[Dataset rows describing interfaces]

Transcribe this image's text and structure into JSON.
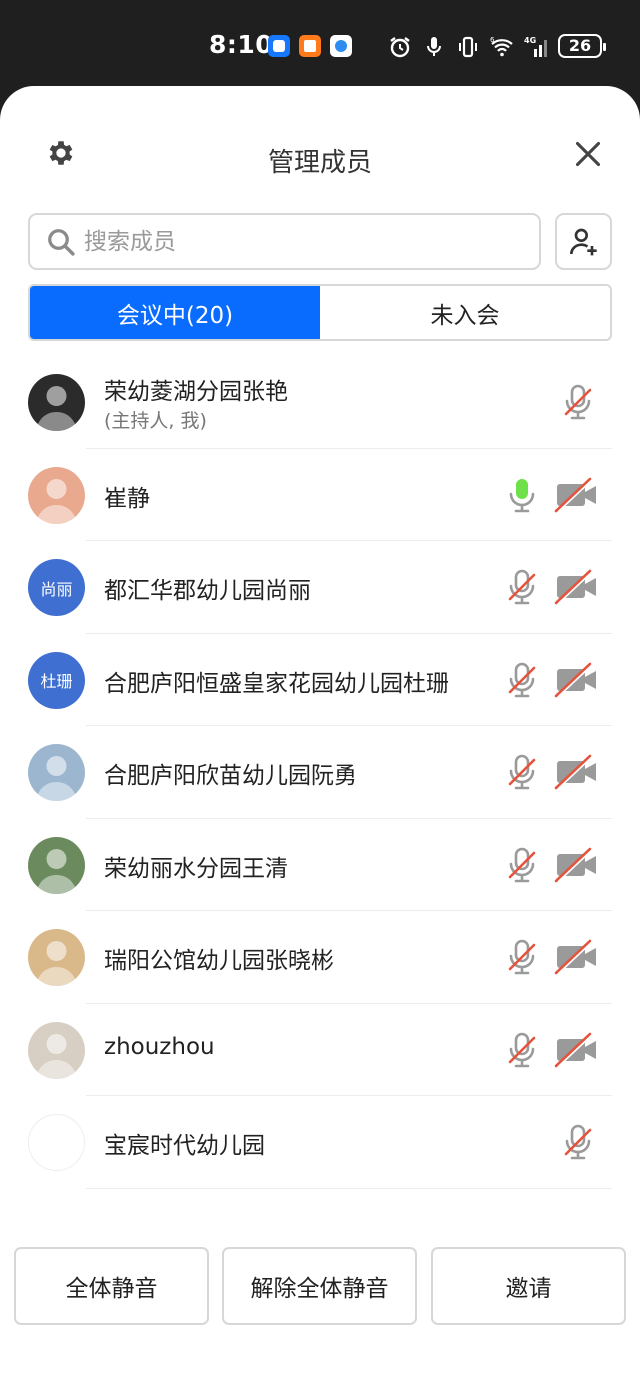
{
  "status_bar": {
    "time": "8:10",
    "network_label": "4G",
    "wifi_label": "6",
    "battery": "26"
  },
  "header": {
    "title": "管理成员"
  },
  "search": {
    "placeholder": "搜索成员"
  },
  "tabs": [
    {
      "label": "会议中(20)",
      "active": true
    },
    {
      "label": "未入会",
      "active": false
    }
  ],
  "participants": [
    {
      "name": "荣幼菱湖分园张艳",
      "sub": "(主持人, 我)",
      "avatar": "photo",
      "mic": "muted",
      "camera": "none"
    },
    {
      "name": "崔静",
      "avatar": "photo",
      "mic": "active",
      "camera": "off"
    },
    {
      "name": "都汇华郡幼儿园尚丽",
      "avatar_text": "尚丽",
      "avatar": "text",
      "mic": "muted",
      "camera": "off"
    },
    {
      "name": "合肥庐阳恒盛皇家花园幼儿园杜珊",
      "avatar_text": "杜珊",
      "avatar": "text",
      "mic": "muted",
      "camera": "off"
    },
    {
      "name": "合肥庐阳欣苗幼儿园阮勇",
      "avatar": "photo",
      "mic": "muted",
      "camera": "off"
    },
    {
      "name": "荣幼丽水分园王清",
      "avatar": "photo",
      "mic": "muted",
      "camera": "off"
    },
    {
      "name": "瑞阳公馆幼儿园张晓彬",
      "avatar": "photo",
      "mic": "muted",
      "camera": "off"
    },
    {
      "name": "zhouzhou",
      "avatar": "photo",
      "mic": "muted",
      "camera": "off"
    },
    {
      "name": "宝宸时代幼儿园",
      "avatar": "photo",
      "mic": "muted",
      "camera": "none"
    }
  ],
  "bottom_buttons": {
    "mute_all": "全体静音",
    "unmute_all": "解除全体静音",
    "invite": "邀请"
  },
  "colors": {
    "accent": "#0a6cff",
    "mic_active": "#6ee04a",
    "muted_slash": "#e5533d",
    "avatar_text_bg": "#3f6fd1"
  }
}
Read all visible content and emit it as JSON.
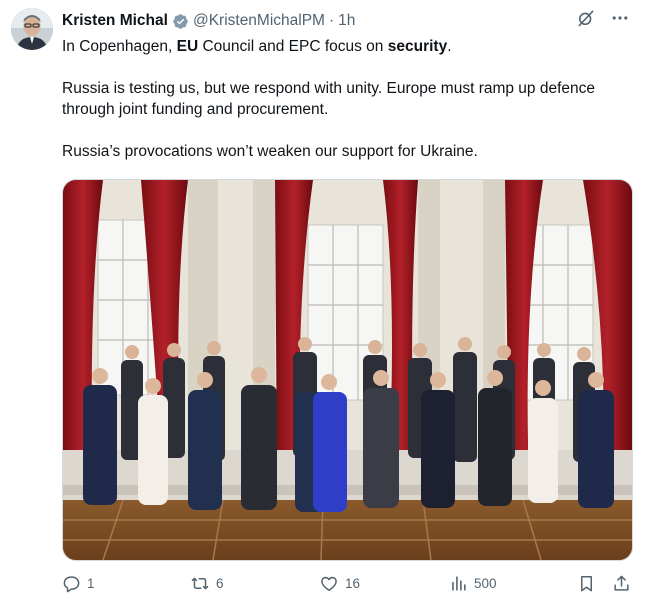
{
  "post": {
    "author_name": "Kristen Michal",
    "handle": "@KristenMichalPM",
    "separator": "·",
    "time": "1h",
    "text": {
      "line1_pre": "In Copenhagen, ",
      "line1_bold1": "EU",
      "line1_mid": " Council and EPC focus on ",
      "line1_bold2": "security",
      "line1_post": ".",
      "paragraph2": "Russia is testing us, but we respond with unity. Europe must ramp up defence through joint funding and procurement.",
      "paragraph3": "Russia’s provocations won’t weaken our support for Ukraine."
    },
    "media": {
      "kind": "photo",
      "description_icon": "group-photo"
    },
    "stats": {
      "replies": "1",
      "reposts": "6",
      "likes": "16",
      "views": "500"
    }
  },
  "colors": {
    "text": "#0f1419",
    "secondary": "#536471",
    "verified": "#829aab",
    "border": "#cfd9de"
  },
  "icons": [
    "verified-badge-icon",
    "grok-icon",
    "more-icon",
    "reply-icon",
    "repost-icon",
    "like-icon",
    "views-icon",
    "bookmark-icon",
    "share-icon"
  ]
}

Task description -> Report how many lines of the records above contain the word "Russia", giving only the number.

Task solution -> 2